Smalt is a blue pigment composed of cobalt-containing glass ground into a powder. It was most common as an artists' pigment between the 16th and 18th centuries and was widely used in all types of painting, including in oil, watercolour, wall paintings and polychrome sculpture. Its instability and the mechanisms and factors influencing the extent of deterioration have been well studied by various research groups. Some aspects of its trade and manufacture have also been investigated. However, more recent research at the National Gallery, studying the elemental composition of smalt in paintings in the collection through quantitative analysis, has raised new research questions. Some interesting differences in cobalt content that show trends over time were observed, as well as variations in the elements associated with it, both of which may perhaps relate to aspects of the history of its manufacture, such as preparation of the ore, or different recipes. Other variations in composition that seem to correlate with differences in its stability between different batches of smalt on the same paintings have been noted on paintings. Cobalt was used as a colorant more widely, including in glass, ceramics and enamels, and smalt was used not only in painting but also for the decorative arts and even as a laundry blue. There are many connections to be made, therefore, with other branches of the arts and other industries that shed light on the history and manufacture of smalt as a pigment, giving interesting opportunities not only for research outcomes but also for dissemination activities that draw attention to these relationships.
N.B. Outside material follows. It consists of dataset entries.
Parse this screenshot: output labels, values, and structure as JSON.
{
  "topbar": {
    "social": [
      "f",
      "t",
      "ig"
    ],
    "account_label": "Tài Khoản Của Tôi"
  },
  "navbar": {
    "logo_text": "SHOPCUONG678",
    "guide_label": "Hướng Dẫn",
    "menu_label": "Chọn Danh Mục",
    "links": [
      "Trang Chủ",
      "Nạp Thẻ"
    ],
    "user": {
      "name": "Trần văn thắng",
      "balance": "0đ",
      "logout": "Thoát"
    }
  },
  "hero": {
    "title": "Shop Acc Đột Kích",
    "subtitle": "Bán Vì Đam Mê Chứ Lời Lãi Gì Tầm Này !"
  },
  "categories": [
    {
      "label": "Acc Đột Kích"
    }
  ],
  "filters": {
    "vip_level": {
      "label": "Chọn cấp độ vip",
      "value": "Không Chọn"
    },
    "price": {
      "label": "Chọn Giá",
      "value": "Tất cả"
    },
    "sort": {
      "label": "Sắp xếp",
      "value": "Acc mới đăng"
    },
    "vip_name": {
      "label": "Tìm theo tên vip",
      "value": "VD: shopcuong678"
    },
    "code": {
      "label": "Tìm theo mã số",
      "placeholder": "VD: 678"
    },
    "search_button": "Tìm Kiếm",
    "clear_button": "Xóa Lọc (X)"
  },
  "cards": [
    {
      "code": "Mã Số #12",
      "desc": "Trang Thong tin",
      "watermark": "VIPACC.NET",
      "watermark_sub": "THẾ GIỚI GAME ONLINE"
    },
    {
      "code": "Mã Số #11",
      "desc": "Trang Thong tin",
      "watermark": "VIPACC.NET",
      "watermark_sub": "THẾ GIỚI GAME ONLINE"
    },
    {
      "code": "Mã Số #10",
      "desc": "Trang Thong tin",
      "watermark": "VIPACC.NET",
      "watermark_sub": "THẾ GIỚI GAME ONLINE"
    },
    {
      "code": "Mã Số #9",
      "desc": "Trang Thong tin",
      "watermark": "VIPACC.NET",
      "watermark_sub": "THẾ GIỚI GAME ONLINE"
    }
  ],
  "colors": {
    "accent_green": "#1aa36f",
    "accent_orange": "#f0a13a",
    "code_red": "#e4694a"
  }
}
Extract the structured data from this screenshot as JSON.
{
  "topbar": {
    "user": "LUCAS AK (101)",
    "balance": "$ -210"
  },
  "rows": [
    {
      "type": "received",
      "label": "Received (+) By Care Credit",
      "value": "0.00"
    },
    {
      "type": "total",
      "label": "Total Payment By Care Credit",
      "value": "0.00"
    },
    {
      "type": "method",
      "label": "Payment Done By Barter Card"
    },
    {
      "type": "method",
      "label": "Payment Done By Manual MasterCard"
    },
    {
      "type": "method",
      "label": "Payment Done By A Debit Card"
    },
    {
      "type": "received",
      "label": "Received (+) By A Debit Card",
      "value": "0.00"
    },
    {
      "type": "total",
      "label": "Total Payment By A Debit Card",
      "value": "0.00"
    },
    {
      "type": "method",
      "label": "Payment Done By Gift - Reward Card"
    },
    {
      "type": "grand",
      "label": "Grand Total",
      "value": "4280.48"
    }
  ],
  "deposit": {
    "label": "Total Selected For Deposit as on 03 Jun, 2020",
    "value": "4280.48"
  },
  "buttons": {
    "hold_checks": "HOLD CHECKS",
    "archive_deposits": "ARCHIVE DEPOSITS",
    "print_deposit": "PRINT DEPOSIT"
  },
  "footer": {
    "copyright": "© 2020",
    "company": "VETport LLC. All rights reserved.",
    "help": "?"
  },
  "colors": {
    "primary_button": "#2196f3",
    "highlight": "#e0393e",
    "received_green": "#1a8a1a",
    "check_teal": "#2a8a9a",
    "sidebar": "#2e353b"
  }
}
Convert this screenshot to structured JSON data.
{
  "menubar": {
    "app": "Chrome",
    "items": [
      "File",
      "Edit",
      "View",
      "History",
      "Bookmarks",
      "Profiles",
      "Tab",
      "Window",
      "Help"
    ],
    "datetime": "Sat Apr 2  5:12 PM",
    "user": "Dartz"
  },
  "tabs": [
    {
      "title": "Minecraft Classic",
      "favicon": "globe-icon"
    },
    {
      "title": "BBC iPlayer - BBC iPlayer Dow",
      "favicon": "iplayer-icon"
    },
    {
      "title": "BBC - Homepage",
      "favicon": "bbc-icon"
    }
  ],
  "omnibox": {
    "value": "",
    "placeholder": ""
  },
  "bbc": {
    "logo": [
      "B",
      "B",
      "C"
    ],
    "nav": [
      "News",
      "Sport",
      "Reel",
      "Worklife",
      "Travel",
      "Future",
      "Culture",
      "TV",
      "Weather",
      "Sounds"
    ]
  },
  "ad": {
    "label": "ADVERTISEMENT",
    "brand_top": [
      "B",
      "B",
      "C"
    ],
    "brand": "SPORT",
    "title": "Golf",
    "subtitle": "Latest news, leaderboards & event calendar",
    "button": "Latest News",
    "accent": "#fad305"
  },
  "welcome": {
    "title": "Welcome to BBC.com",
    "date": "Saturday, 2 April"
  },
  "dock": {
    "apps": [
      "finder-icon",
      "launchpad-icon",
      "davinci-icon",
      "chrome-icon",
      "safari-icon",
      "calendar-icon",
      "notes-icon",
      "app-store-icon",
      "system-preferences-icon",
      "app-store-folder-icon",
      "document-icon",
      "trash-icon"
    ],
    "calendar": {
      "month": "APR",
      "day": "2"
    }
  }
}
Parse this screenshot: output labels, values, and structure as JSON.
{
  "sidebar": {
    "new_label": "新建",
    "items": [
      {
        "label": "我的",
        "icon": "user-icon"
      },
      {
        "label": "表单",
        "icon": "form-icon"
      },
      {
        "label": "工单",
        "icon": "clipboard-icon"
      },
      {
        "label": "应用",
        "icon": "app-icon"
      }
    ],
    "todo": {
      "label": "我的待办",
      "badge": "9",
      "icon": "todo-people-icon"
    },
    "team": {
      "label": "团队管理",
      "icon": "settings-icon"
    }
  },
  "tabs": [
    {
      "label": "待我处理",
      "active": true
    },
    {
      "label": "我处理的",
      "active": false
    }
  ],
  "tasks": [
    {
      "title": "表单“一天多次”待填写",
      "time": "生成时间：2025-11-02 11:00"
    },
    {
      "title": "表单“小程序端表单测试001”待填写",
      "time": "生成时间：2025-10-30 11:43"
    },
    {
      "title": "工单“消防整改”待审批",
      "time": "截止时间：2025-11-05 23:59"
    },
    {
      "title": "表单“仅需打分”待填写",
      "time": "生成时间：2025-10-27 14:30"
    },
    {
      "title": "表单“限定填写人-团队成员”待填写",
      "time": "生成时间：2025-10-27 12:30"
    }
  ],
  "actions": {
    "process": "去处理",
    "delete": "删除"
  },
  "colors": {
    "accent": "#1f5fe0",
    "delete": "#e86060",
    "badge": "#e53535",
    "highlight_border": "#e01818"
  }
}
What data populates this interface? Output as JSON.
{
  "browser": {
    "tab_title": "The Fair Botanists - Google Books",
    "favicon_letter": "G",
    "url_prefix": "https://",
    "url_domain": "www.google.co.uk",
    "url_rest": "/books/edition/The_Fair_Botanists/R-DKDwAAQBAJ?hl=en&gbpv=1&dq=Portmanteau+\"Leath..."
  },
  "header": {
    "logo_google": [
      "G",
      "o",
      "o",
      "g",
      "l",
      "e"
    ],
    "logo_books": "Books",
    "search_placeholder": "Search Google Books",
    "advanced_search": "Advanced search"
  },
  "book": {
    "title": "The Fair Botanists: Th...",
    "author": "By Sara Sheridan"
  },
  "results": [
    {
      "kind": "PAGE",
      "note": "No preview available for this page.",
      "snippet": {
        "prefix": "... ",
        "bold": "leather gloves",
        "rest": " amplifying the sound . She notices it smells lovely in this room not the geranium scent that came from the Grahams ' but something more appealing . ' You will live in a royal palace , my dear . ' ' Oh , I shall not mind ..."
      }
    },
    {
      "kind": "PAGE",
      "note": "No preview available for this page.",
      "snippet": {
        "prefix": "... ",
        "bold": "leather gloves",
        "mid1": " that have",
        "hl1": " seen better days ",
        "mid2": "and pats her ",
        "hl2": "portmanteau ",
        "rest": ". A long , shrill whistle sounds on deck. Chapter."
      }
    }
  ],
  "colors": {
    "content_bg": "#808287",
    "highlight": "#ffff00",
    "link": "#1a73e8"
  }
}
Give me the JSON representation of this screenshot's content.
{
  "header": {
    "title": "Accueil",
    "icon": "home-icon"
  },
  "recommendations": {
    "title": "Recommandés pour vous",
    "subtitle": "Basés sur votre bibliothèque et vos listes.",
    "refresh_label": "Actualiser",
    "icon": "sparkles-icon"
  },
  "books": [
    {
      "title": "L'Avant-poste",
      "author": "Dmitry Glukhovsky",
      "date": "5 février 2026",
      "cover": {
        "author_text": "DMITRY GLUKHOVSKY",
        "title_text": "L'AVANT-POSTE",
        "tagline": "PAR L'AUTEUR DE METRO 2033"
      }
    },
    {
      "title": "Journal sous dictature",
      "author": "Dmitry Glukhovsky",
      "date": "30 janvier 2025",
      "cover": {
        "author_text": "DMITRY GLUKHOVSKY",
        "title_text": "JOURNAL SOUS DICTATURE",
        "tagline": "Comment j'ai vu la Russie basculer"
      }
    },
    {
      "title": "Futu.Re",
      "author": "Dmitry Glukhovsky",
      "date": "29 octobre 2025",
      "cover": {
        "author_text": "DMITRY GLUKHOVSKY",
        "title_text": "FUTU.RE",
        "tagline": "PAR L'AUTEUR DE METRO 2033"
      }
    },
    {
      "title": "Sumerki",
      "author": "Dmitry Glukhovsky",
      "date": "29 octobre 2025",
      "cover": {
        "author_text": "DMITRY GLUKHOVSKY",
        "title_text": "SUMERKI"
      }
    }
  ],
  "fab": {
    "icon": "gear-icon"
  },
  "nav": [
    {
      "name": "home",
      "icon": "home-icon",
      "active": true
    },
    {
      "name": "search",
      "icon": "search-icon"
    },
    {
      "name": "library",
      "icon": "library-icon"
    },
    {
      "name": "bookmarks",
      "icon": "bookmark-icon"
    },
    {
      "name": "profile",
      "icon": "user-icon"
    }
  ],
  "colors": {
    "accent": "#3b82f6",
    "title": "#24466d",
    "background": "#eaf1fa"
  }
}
Further research would help us better understand the history of this pigment, and ultimately the implications for interpretation of results from examination of smalt in paintings. This concerns dating, but also artists' intentions, by being able to define more effectively the choices that were made, such as the use of different grades of the pigment either for aesthetic or economic reasons. New research on archival sources is needed, informed by the new observations from quantitative analysis. This historical research will be enhanced by practical experiments reconstructing historical recipes in order to help interpret and understand how they influence the properties and characteristics of the pigment. The project aims to establish developments in these manufacturing processes, and the artists’ choices and use of smalt, through a combined study of historical sources from a variety of disciplines, as well as technical evidence from the paintings themselves.
Deadline: 15 June 2015